Venous thromboembolism; Lung blood clot; Blood clot - lung; Embolus; Tumor embolus; Embolism - pulmonary
Emergency treatment and a hospital stay are often necessary. The goal is to stabilize your
In cases of severe, life-threatening pulmonary embolism, treatment may involve dissolving the clot and preventing new clots from forming.
Treatment to dissolve clots is called thrombolytic therapy. Clot-dissolving medications include:
Treatment to prevent clots is called anticoagulation therapy. Such drugs are commonly called blood thinners. The most commonly used clot-prevention medicines are heparin and warfarin (Coumadin). Fondaparinux (Arixtra) is a newer blood thinner used under special circumstances. Heparin or heparin-type drugs can be given intravenously (by IV, directly into a vein), or as injections under the skin. These are usually the first medications given, and are then transitioned over to warfarin given in pill form.
When you first start taking warfarin, you will need frequent lab tests to check the thickness of your blood. This will help your doctor properly adjust your dose.
Patients who have reactions to heparin or related medications may need other medications.
Patients who cannot tolerate blood thinners or for whom they may be too risky may need a device called an inferior vena cava filter (IVC filter). This device is placed in the main central vein in the belly area. It keeps large clots from traveling into the blood vessels of the lungs. Sometimes a temporary filter can be placed and removed later.
It is difficult to predict how well a patient will do. Often, the outlook is related to what put the person at risk for pulmonary embolism (for example, cancer, major surgery, or trauma).
In cases of severe pulmonary embolism, where shock and heart failure occur, the death rate may be greater than 50%.
- Heart failure or shock
- Heart palpitations
- Severe breathing difficulty
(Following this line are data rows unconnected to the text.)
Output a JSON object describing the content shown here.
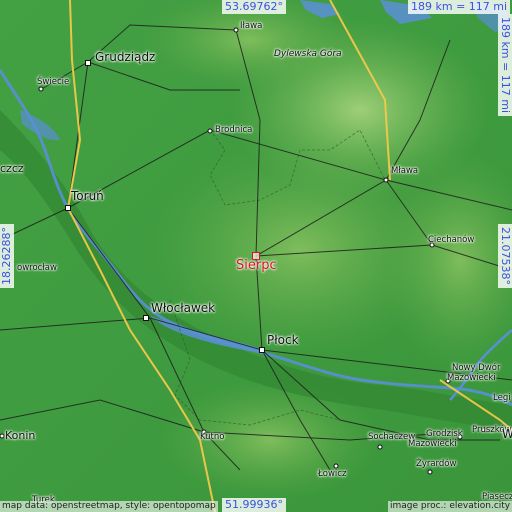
{
  "map": {
    "highlight_city": "Sierpc",
    "colors": {
      "lowland": "#3d9a3d",
      "upland": "#8dc468",
      "water": "#5a8fd6",
      "roads": "#222222",
      "motorway": "#f2c84a",
      "highlight": "#d8141a",
      "coord_text": "#3a52e0"
    },
    "coordinates": {
      "top_lat": "53.69762°",
      "bottom_lat": "51.99936°",
      "left_lon": "18.26288°",
      "right_lon": "21.07538°"
    },
    "scale": {
      "horizontal": "189 km = 117 mi",
      "vertical": "189 km = 117 mi"
    },
    "places": [
      {
        "name": "Iława",
        "icon": "city-dot-icon"
      },
      {
        "name": "Grudziądz",
        "icon": "city-square-icon"
      },
      {
        "name": "Dylewska Góra",
        "icon": "mountain-peak-icon"
      },
      {
        "name": "Świecie",
        "icon": "city-dot-icon"
      },
      {
        "name": "Brodnica",
        "icon": "city-dot-icon"
      },
      {
        "name": "Mława",
        "icon": "city-dot-icon"
      },
      {
        "name": "Toruń",
        "icon": "city-square-icon"
      },
      {
        "name": "Ciechanów",
        "icon": "city-dot-icon"
      },
      {
        "name": "Sierpc",
        "icon": "highlight-marker-icon"
      },
      {
        "name": "owrocław",
        "icon": "city-dot-icon"
      },
      {
        "name": "Włocławek",
        "icon": "city-square-icon"
      },
      {
        "name": "Płock",
        "icon": "city-square-icon"
      },
      {
        "name": "Nowy Dwór",
        "icon": "city-dot-icon"
      },
      {
        "name": "Mazowiecki",
        "icon": "none"
      },
      {
        "name": "Konin",
        "icon": "city-dot-icon"
      },
      {
        "name": "Kutno",
        "icon": "city-dot-icon"
      },
      {
        "name": "Sochaczew",
        "icon": "city-dot-icon"
      },
      {
        "name": "Grodzisk",
        "icon": "city-dot-icon"
      },
      {
        "name": "Mazowiecki",
        "icon": "none"
      },
      {
        "name": "Pruszków",
        "icon": "city-dot-icon"
      },
      {
        "name": "Łowicz",
        "icon": "city-dot-icon"
      },
      {
        "name": "Żyrardów",
        "icon": "city-dot-icon"
      },
      {
        "name": "Turek",
        "icon": "none"
      },
      {
        "name": "Piaseczno",
        "icon": "none"
      },
      {
        "name": "czcz",
        "icon": "none"
      },
      {
        "name": "W",
        "icon": "none"
      },
      {
        "name": "Legi",
        "icon": "none"
      }
    ],
    "credits": {
      "left": "map data: openstreetmap, style: opentopomap",
      "right": "image proc.: elevation.city"
    }
  }
}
- Severe bleeding (usually a complication of treatment)
- Sudden death
Calling your health care provider
Go to the emergency room or call the local emergency number (such as 911) if you have symptoms of pulmonary embolus.